In case you happen to be Facebook friends with a women’s studies professor, the content of whose latest posts we can only guess, ask her to remember the years 2002 to around 2007. This was the run-up to the Iraq War—its planning, execution, and escalation. These years also just so happened to coincide with an era of extended dementia, an orgy of the most vile, childish, callous work of the activist Left, a time when violent radical rhetoric reached its most rabid masturbatory peak. read more…

Gays Are the New Imperialists

2010 December 29

Jonah Goldberg has an excellent column in Wednesday’s New York Post that begins with this pithy bludgeoning of the Left: “So now openly gay soldiers get to fight and die in neocon-imperialist wars, too?” read more…

Noam Chomsky’s 12 Days of Christmas

2010 December 23

Have A Very Chomsky Christmas!

On the first day of Christmas Noam Chomsky gave to me…

a handbook of terror apology

On the second day of Christmas Noam Chomsky gave to me…

2 Towers down

and a handbook of terror apology read more…

Pages: 1 2 3

Radical Muslim Muqtada al-Sadr Continues to Assert his Influence in Iraqi Politics

2010 October 4

Muqtada al-Sadr, a radical anti-American cleric, is once again asserting his influence in Iraqi politics.

The recent coalition between Iraqi Prime Minister Nouri al-Maliki and an anti-American Shia radical group signals two things in the briar patch of Iraqi politics: The first is that nascent infighting among those same Shia could arrest the progress of Iraqi stability and pave the way for more Iranian influence. The second is the possibility of a Sunni refusal to trust Maliki, which would only open the door for more radical elements on their side as well.

With the support of the pious and portly Muqtada al-Sadr, Maliki is probably looking at another term in office. This has broken a deadlock in Iraqi politics, but the anatomy of this particular alliance is tenuous and foreboding. read more…

New York Times Distorts Evidences To Claim America Hates Muslims

2010 September 25

It’s the end of the week, which means it’s time to assess the latest Americans-are-bigots story in The New York Times. This time around, The Gray Hag ran an article entitled “Muslims Report Rising Discrimination at Work.”

The article explains:

“[A] record number of Muslim workers are complaining of employment discrimination, from co-workers calling them “terrorist” or “Osama” to employers barring them from wearing head scarves or taking prayer breaks.” read more…

Pages: 1 2

On September 11, Colleges Go Quiet

2010 September 15

Every year, on September 11, all colleges go quiet.

They do this not out of respect—that hushed solemnity that makes room for our grief and for our memories—but out of the desire to say nothing.

For they have nothing to say.

Who are “they”? I am speaking of scholars. I am speaking of administrators. I am speaking of donors. Students, too. Intellect, when confronted with the harsh nature of the modern world, dissolves into an impotent silence. read more…
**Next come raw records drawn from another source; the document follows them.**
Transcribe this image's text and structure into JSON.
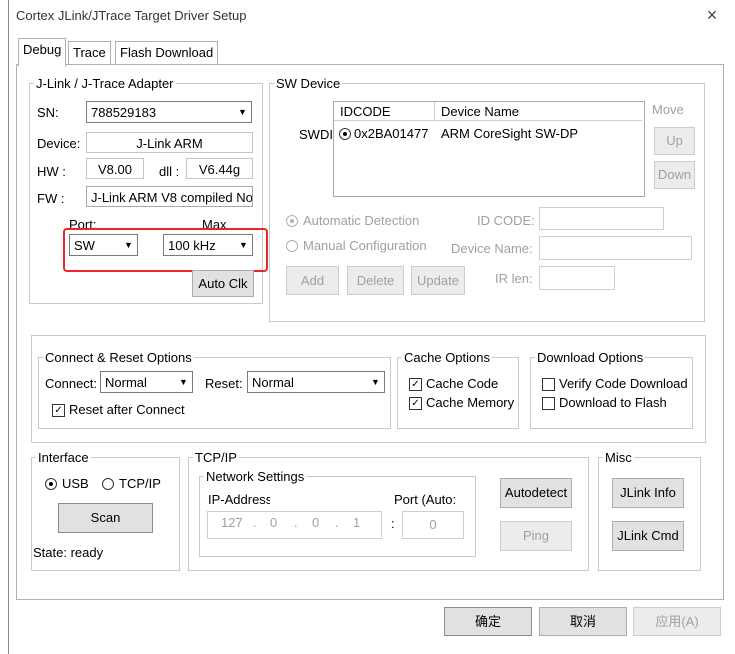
{
  "window": {
    "title": "Cortex JLink/JTrace Target Driver Setup",
    "close_glyph": "×"
  },
  "tabs": [
    "Debug",
    "Trace",
    "Flash Download"
  ],
  "adapter": {
    "legend": "J-Link / J-Trace Adapter",
    "sn_label": "SN:",
    "sn_value": "788529183",
    "device_label": "Device:",
    "device_value": "J-Link ARM",
    "hw_label": "HW :",
    "hw_value": "V8.00",
    "dll_label": "dll :",
    "dll_value": "V6.44g",
    "fw_label": "FW :",
    "fw_value": "J-Link ARM V8 compiled No",
    "port_label": "Port:",
    "port_value": "SW",
    "max_label": "Max",
    "max_value": "100 kHz",
    "autoclk_label": "Auto Clk",
    "highlight_color": "#e8262b"
  },
  "sw_device": {
    "legend": "SW Device",
    "swd_label": "SWDI",
    "col_idcode": "IDCODE",
    "col_name": "Device Name",
    "rows": [
      {
        "idcode": "0x2BA01477",
        "name": "ARM CoreSight SW-DP"
      }
    ],
    "move_label": "Move",
    "up_label": "Up",
    "down_label": "Down",
    "auto_detect": "Automatic Detection",
    "manual_config": "Manual Configuration",
    "id_code_label": "ID CODE:",
    "device_name_label": "Device Name:",
    "ir_len_label": "IR len:",
    "add_label": "Add",
    "delete_label": "Delete",
    "update_label": "Update"
  },
  "connect_reset": {
    "legend": "Connect & Reset Options",
    "connect_label": "Connect:",
    "connect_value": "Normal",
    "reset_label": "Reset:",
    "reset_value": "Normal",
    "reset_after_connect": "Reset after Connect"
  },
  "cache": {
    "legend": "Cache Options",
    "cache_code": "Cache Code",
    "cache_memory": "Cache Memory"
  },
  "download": {
    "legend": "Download Options",
    "verify": "Verify Code Download",
    "to_flash": "Download to Flash"
  },
  "interface": {
    "legend": "Interface",
    "usb": "USB",
    "tcpip": "TCP/IP",
    "scan_label": "Scan",
    "state": "State: ready"
  },
  "tcpip": {
    "legend": "TCP/IP",
    "net_legend": "Network Settings",
    "ip_label": "IP-Address",
    "port_label": "Port (Auto:",
    "ip1": "127",
    "ip2": "0",
    "ip3": "0",
    "ip4": "1",
    "port_value": "0",
    "dot": ".",
    "colon": ":",
    "autodetect_label": "Autodetect",
    "ping_label": "Ping"
  },
  "misc": {
    "legend": "Misc",
    "jlink_info": "JLink Info",
    "jlink_cmd": "JLink Cmd"
  },
  "footer": {
    "ok": "确定",
    "cancel": "取消",
    "apply": "应用(A)"
  },
  "check_glyph": "✓",
  "arrow_glyph": "▼"
}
Leftists at Bloomberg News Needs a History Lesson on Fascism and Socialism

2010 September 6

In an untrammeled display of what one does when one is simultaneously devoid of knowledge and full of time, Albert Hunt, the executive editor for Washington at Bloomberg News, has written an opinion piece comparing Glenn Beck to Depression-era agitator Father Charles Coughlin.

Glenn Beck, at his successful “Restoring America” rally in Washington, wrapped himself in the legacy of Martin Luther King Jr. He fits much better with another religious-political figure, the late Charles E. Coughlin, the Catholic priest who led a populist-right crusade against President Franklin Roosevelt in the 1930s.”

read more…

Pages: 1 2 3

Copyright 2018 NewsReal Blog

The Theme Foundry